Crossing lines of culture, faith:

Tell your story & make media matter

Sunday, 11 November 2007

 

    For over 700 years in Spain, Muslims, Jews and Christians had a vibrant, creative, shared society.
     They lit the flames that ignited the European Renaissance.

     In 2007, suddenly we are remembering these victorious stories from Andalusia.
     Stories of cooperative cultures are returning to inspire us to new heights of collaboration for this generation, as described earlier:

                http://traubman.igc.org/messages/535.htm
 
     Why tell these human success stories?
     Because Story is the real power of this 21st Century.
     Stories change people and their relationships.

 

"People become the stories they hear and the stories they tell."

-         Elie Wiesel

 

     Your own success stories have the power to affect 10s of millions of people.
     Citizens around Earth are waiting out there to see images of how people and relationships change.
     Changed relationships as described in over 500 success stories at:

                http://traubman.igc.org/messages.htm

     Real power today is with Story and of new uses of Internet.
     It was explained well at CROSSING THE FAITH LINE.
     In October, 2007, the Interfaith Youth Core (IFYC) -- http://ifyc.org/events/conference -- gathered over 500 young adults and others to engage in new, bold ways in Chicago.
     VIEW and HEAR the inspiring, instructional 78-minute video -- a gifted panel about Story and making Media matter and relevant.

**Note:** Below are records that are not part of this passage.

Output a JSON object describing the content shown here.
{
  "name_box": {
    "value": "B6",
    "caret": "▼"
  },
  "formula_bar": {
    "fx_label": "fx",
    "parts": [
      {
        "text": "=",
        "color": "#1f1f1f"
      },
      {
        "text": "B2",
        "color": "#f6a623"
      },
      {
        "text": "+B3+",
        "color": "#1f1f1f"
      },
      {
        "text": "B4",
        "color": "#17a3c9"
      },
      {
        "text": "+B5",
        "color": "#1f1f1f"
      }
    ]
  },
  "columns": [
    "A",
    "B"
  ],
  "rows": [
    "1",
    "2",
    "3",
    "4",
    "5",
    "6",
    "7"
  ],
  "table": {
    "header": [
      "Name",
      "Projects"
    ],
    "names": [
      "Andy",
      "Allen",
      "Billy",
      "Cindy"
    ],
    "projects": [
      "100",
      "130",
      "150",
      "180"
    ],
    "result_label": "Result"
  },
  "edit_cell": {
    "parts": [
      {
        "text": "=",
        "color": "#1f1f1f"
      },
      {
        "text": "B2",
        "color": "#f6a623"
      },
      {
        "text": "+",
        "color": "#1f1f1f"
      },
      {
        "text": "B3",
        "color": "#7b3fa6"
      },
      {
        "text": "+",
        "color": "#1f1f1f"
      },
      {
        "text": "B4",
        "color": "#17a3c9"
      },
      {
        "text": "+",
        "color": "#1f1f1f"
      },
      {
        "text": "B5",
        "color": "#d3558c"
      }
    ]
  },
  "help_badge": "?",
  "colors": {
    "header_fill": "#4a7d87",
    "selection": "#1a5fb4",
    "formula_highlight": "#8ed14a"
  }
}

                http://blip.tv/file/471205/
    
     "Post the proof" -- wherever you are, tell your story of what you're doing in your life -- was the instruction to all of us who have a stories of change to pass on, including on the Internet.

 

"Post the proof that brotherhood is not so wild a dream that

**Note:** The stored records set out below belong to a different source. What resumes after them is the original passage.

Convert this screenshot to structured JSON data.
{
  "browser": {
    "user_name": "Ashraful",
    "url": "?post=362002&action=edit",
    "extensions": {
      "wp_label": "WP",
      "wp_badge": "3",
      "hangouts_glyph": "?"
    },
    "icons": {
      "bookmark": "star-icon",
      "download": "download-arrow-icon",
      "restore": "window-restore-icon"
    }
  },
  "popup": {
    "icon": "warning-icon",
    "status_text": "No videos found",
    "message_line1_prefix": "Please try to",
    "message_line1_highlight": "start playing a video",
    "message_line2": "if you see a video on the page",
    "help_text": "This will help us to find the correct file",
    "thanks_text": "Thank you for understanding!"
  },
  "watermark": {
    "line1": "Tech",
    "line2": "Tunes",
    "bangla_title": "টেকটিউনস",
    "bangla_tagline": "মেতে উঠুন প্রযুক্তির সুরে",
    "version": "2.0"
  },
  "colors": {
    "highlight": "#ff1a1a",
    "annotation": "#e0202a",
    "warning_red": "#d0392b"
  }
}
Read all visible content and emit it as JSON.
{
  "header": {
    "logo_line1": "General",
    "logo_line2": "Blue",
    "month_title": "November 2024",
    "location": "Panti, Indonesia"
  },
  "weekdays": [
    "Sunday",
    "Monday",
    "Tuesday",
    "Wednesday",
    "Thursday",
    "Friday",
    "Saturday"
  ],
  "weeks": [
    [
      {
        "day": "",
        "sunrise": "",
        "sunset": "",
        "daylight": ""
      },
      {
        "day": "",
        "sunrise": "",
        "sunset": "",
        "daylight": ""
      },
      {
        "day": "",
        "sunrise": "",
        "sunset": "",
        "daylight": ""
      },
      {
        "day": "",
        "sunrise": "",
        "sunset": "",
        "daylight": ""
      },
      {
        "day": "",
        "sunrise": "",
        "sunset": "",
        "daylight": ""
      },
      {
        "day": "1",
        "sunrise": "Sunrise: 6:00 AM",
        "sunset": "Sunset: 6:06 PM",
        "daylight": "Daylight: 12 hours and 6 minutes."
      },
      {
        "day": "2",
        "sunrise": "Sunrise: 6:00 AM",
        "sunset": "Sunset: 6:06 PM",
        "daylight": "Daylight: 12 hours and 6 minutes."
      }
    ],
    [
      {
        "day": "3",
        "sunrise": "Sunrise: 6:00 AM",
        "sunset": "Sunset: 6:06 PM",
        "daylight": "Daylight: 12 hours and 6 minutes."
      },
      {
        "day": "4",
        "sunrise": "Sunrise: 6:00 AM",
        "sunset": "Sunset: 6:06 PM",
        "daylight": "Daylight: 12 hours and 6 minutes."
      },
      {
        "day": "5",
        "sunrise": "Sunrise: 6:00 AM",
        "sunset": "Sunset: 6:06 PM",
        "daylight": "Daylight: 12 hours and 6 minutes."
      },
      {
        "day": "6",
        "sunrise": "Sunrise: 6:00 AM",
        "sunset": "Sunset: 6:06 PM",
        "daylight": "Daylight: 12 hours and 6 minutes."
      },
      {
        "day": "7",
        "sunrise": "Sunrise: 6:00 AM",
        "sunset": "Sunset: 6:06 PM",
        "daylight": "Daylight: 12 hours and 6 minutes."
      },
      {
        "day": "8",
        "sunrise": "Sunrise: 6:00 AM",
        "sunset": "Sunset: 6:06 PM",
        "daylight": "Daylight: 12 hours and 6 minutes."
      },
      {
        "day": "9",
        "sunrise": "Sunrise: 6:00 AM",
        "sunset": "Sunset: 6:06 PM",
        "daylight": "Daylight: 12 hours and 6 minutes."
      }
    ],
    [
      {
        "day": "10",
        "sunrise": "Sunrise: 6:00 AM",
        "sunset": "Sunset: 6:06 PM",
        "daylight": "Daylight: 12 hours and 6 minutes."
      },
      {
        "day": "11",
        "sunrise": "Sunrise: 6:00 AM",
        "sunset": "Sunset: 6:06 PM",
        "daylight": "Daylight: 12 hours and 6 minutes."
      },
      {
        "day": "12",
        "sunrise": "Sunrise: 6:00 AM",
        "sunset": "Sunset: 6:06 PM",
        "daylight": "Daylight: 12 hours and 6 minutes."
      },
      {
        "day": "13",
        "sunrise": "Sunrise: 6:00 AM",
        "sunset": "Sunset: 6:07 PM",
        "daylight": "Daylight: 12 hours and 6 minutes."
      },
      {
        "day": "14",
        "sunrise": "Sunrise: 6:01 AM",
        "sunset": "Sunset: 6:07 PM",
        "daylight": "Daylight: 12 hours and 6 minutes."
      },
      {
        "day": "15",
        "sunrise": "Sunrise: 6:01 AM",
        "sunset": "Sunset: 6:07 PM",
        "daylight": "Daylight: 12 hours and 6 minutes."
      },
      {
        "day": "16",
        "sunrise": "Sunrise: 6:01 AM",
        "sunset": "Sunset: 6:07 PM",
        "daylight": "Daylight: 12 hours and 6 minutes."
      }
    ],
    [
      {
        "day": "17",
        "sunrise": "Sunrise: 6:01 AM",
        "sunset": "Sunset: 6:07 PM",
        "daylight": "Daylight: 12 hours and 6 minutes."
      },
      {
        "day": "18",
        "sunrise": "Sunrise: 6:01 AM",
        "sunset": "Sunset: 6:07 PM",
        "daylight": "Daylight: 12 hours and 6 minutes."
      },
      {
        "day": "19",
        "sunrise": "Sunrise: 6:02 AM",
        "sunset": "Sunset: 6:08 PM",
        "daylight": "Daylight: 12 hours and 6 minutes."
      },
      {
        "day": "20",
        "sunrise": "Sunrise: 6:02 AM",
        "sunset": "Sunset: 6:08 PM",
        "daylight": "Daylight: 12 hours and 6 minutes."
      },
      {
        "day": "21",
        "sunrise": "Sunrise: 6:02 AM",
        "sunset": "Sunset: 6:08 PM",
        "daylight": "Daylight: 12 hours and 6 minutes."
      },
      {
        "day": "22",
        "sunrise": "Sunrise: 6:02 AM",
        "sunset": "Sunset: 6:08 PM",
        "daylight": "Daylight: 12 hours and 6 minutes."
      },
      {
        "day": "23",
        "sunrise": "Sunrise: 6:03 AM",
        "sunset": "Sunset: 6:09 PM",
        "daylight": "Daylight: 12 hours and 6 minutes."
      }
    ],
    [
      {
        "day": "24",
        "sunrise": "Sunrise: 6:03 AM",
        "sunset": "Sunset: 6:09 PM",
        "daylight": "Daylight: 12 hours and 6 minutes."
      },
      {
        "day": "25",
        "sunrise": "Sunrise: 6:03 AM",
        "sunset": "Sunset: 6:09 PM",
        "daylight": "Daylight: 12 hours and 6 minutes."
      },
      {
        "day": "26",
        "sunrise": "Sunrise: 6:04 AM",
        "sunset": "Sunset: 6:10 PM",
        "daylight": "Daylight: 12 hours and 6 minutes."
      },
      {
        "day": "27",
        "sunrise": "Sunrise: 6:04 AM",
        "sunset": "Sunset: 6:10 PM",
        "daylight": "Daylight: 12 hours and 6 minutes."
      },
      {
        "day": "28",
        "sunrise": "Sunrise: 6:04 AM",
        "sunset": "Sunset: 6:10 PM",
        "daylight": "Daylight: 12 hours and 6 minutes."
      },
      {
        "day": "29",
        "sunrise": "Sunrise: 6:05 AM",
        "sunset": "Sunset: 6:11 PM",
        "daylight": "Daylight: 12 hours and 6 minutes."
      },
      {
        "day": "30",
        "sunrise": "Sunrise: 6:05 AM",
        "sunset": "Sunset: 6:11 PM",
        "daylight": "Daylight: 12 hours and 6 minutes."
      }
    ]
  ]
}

those who profit from postponing it pretend."   

                - Norman Corwin

~   ~  ~    ~   ~  ~    ~   ~  ~    ~   ~  ~    ~   ~  ~   
    "Post this," someone suggested.
     In 2007, a compelling, related new publication is available.

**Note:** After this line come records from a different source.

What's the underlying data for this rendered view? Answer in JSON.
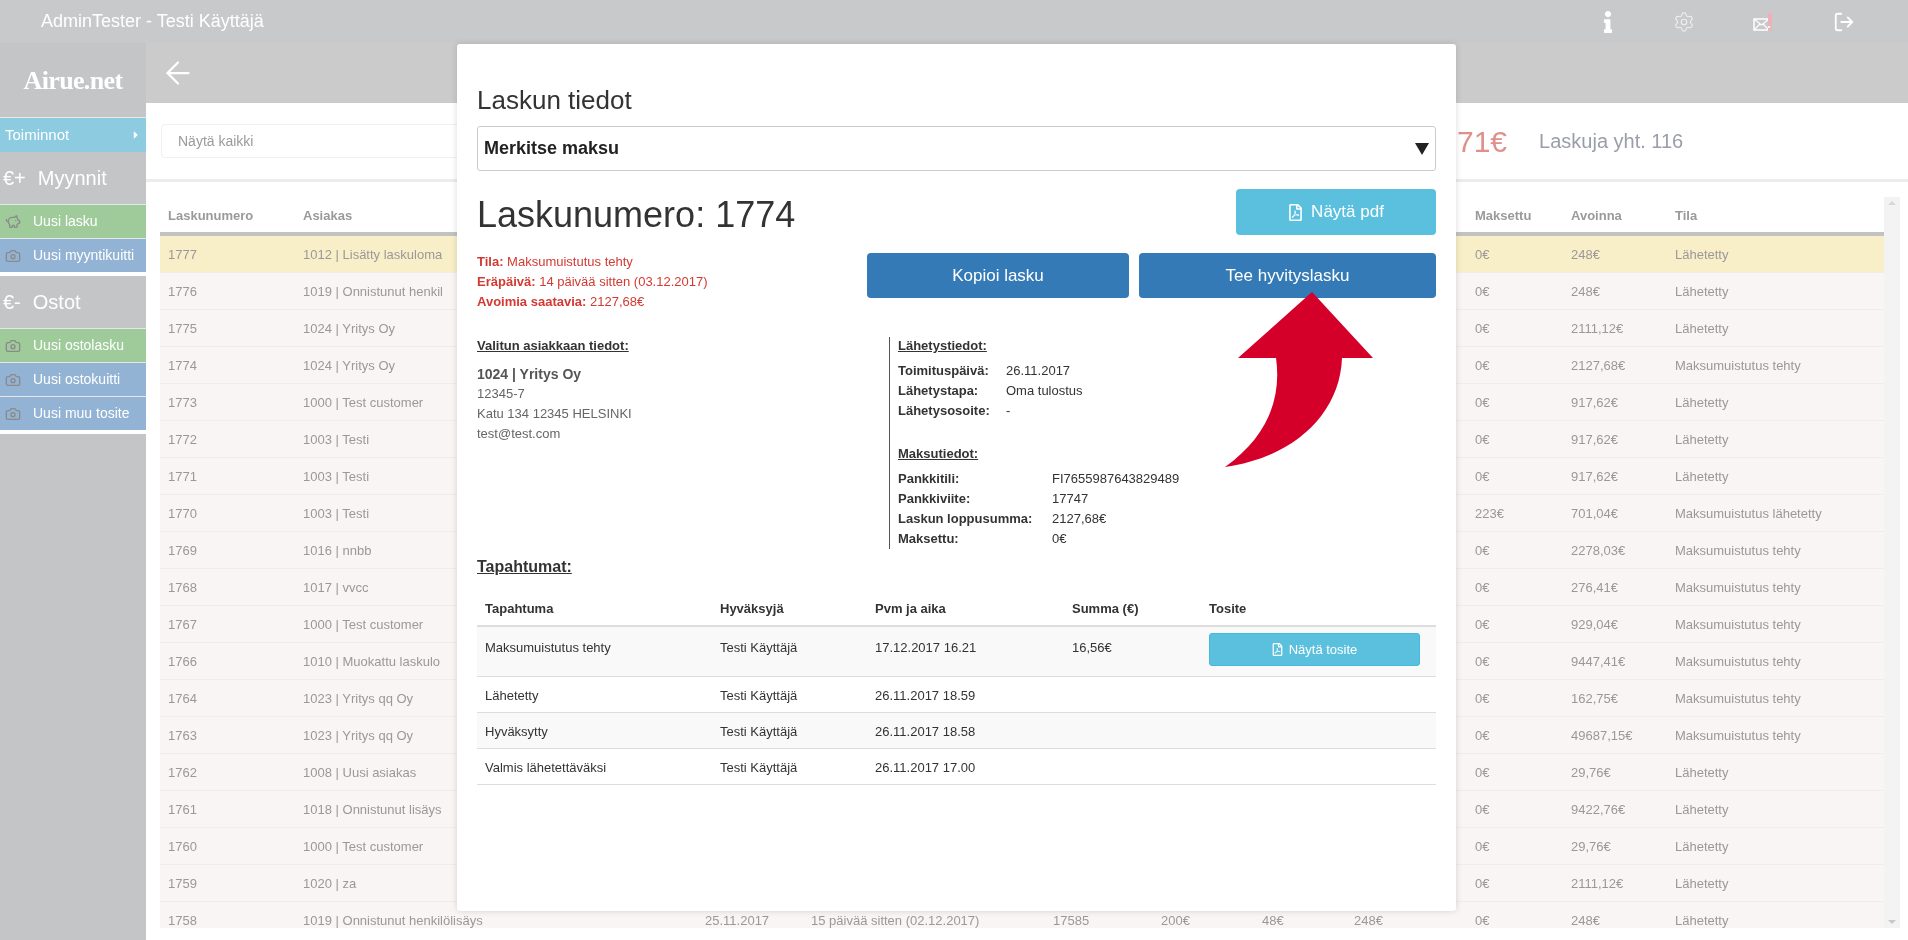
{
  "topbar": {
    "title": "AdminTester - Testi Käyttäjä"
  },
  "sidebar": {
    "logo": "Airue.net",
    "actions_label": "Toiminnot",
    "sections": [
      {
        "symbol": "€+",
        "title": "Myynnit",
        "items": [
          {
            "label": "Uusi lasku",
            "color": "#9fcb9b"
          },
          {
            "label": "Uusi myyntikuitti",
            "color": "#92b3d3"
          }
        ]
      },
      {
        "symbol": "€-",
        "title": "Ostot",
        "items": [
          {
            "label": "Uusi ostolasku",
            "color": "#9fcb9b"
          },
          {
            "label": "Uusi ostokuitti",
            "color": "#92b3d3"
          },
          {
            "label": "Uusi muu tosite",
            "color": "#92b3d3"
          }
        ]
      }
    ]
  },
  "filter": {
    "placeholder": "Näytä kaikki"
  },
  "summary": {
    "amount": "71€",
    "count": "Laskuja yht. 116"
  },
  "table": {
    "columns": [
      "Laskunumero",
      "Asiakas",
      "Maksettu",
      "Avoinna",
      "Tila"
    ],
    "rows": [
      {
        "number": "1777",
        "customer": "1012 | Lisätty laskuloma",
        "paid": "0€",
        "open": "248€",
        "status": "Lähetetty",
        "selected": true
      },
      {
        "number": "1776",
        "customer": "1019 | Onnistunut henkil",
        "paid": "0€",
        "open": "248€",
        "status": "Lähetetty",
        "selected": false
      },
      {
        "number": "1775",
        "customer": "1024 | Yritys Oy",
        "paid": "0€",
        "open": "2111,12€",
        "status": "Lähetetty",
        "selected": false
      },
      {
        "number": "1774",
        "customer": "1024 | Yritys Oy",
        "paid": "0€",
        "open": "2127,68€",
        "status": "Maksumuistutus tehty",
        "selected": false
      },
      {
        "number": "1773",
        "customer": "1000 | Test customer",
        "paid": "0€",
        "open": "917,62€",
        "status": "Lähetetty",
        "selected": false
      },
      {
        "number": "1772",
        "customer": "1003 | Testi",
        "paid": "0€",
        "open": "917,62€",
        "status": "Lähetetty",
        "selected": false
      },
      {
        "number": "1771",
        "customer": "1003 | Testi",
        "paid": "0€",
        "open": "917,62€",
        "status": "Lähetetty",
        "selected": false
      },
      {
        "number": "1770",
        "customer": "1003 | Testi",
        "paid": "223€",
        "open": "701,04€",
        "status": "Maksumuistutus lähetetty",
        "selected": false
      },
      {
        "number": "1769",
        "customer": "1016 | nnbb",
        "paid": "0€",
        "open": "2278,03€",
        "status": "Maksumuistutus tehty",
        "selected": false
      },
      {
        "number": "1768",
        "customer": "1017 | vvcc",
        "paid": "0€",
        "open": "276,41€",
        "status": "Maksumuistutus tehty",
        "selected": false
      },
      {
        "number": "1767",
        "customer": "1000 | Test customer",
        "paid": "0€",
        "open": "929,04€",
        "status": "Maksumuistutus tehty",
        "selected": false
      },
      {
        "number": "1766",
        "customer": "1010 | Muokattu laskulo",
        "paid": "0€",
        "open": "9447,41€",
        "status": "Maksumuistutus tehty",
        "selected": false
      },
      {
        "number": "1764",
        "customer": "1023 | Yritys qq Oy",
        "paid": "0€",
        "open": "162,75€",
        "status": "Maksumuistutus tehty",
        "selected": false
      },
      {
        "number": "1763",
        "customer": "1023 | Yritys qq Oy",
        "paid": "0€",
        "open": "49687,15€",
        "status": "Maksumuistutus tehty",
        "selected": false
      },
      {
        "number": "1762",
        "customer": "1008 | Uusi asiakas",
        "paid": "0€",
        "open": "29,76€",
        "status": "Lähetetty",
        "selected": false
      },
      {
        "number": "1761",
        "customer": "1018 | Onnistunut lisäys",
        "paid": "0€",
        "open": "9422,76€",
        "status": "Lähetetty",
        "selected": false
      },
      {
        "number": "1760",
        "customer": "1000 | Test customer",
        "paid": "0€",
        "open": "29,76€",
        "status": "Lähetetty",
        "selected": false
      },
      {
        "number": "1759",
        "customer": "1020 | za",
        "paid": "0€",
        "open": "2111,12€",
        "status": "Lähetetty",
        "selected": false
      },
      {
        "number": "1758",
        "customer": "1019 | Onnistunut henkilölisäys",
        "extra": [
          "25.11.2017",
          "15 päivää sitten (02.12.2017)",
          "17585",
          "200€",
          "48€",
          "248€"
        ],
        "paid": "0€",
        "open": "248€",
        "status": "Lähetetty",
        "selected": false
      }
    ]
  },
  "modal": {
    "title": "Laskun tiedot",
    "action_select": {
      "value": "Merkitse maksu"
    },
    "invoice_heading": "Laskunumero: 1774",
    "pdf_button": "Näytä pdf",
    "status_lines": [
      "**Tila:** Maksumuistutus tehty",
      "**Eräpäivä:** 14 päivää sitten (03.12.2017)",
      "**Avoimia saatavia:** 2127,68€"
    ],
    "buttons": [
      "Kopioi lasku",
      "Tee hyvityslasku"
    ],
    "customer": {
      "heading": "Valitun asiakkaan tiedot:",
      "name": "1024 | Yritys Oy",
      "lines": [
        "12345-7",
        "Katu 134 12345 HELSINKI",
        "test@test.com"
      ]
    },
    "delivery": {
      "heading": "Lähetystiedot:",
      "fields": [
        {
          "label": "Toimituspäivä:",
          "value": "26.11.2017"
        },
        {
          "label": "Lähetystapa:",
          "value": "Oma tulostus"
        },
        {
          "label": "Lähetysosoite:",
          "value": "-"
        }
      ]
    },
    "payment": {
      "heading": "Maksutiedot:",
      "fields": [
        {
          "label": "Pankkitili:",
          "value": "FI7655987643829489"
        },
        {
          "label": "Pankkiviite:",
          "value": "17747"
        },
        {
          "label": "Laskun loppusumma:",
          "value": "2127,68€"
        },
        {
          "label": "Maksettu:",
          "value": "0€"
        }
      ]
    },
    "events": {
      "heading": "Tapahtumat:",
      "columns": [
        "Tapahtuma",
        "Hyväksyjä",
        "Pvm ja aika",
        "Summa (€)",
        "Tosite"
      ],
      "rows": [
        {
          "event": "Maksumuistutus tehty",
          "approver": "Testi Käyttäjä",
          "time": "17.12.2017 16.21",
          "amount": "16,56€",
          "receipt_button": "Näytä tosite"
        },
        {
          "event": "Lähetetty",
          "approver": "Testi Käyttäjä",
          "time": "26.11.2017 18.59"
        },
        {
          "event": "Hyväksytty",
          "approver": "Testi Käyttäjä",
          "time": "26.11.2017 18.58"
        },
        {
          "event": "Valmis lähetettäväksi",
          "approver": "Testi Käyttäjä",
          "time": "26.11.2017 17.00"
        }
      ]
    }
  }
}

                        The DREAM of the POEM:

 Hebrew Poetry from Muslim and Christian Spain 950-1492

                   Translated and edited by Peter Cole

Princeton University Press, Princeton and Oxford, 2007, 576 pp.

             http://press.princeton.edu/titles/8349.html

 

     Peter Cole's 20-year endeavor has discovered and preserved works that could have been lost forever.
     Perhaps some of the greatest Hebrew writings since the Biblical scriptures.
     Created in the centuries of Al Andalus and Muslim governance.
    
     There is more meaning.
     The title -- The DREAM of the POEM -- is drawn from the contemporary writing of Mahmoud Darwish.
     He is considered the Palestinian national poet,
    The writing of Darwish opens the book: 

 

Andalus ... might be here or there, or anywhere ... a meeting

  place of strangers in the project of building human culture ...

   It is not only that there was a Jewish-Muslim coexistence,

           but that the fates of the two people were similar ...

                  Al-Andalus for me is the realization of

                            the dream of the poem.

In a region mired in conflict, Coles dedication to the literature of the Levant offers a unique and inspiring view of the cultural, religious, and linguistic interactions that were and are possible among the peoples of the Middle East.
        - The MacArthur Foundation

"Were devoted to bringing these voices into the world they come from a place of light and vision that is endangered in the current matrix of Israel and PalestineIts important that a sense of hopefulness be grounded in things, in texts, so that theres physical evidence of what were talking about, not simply hope.
        - Peter Cole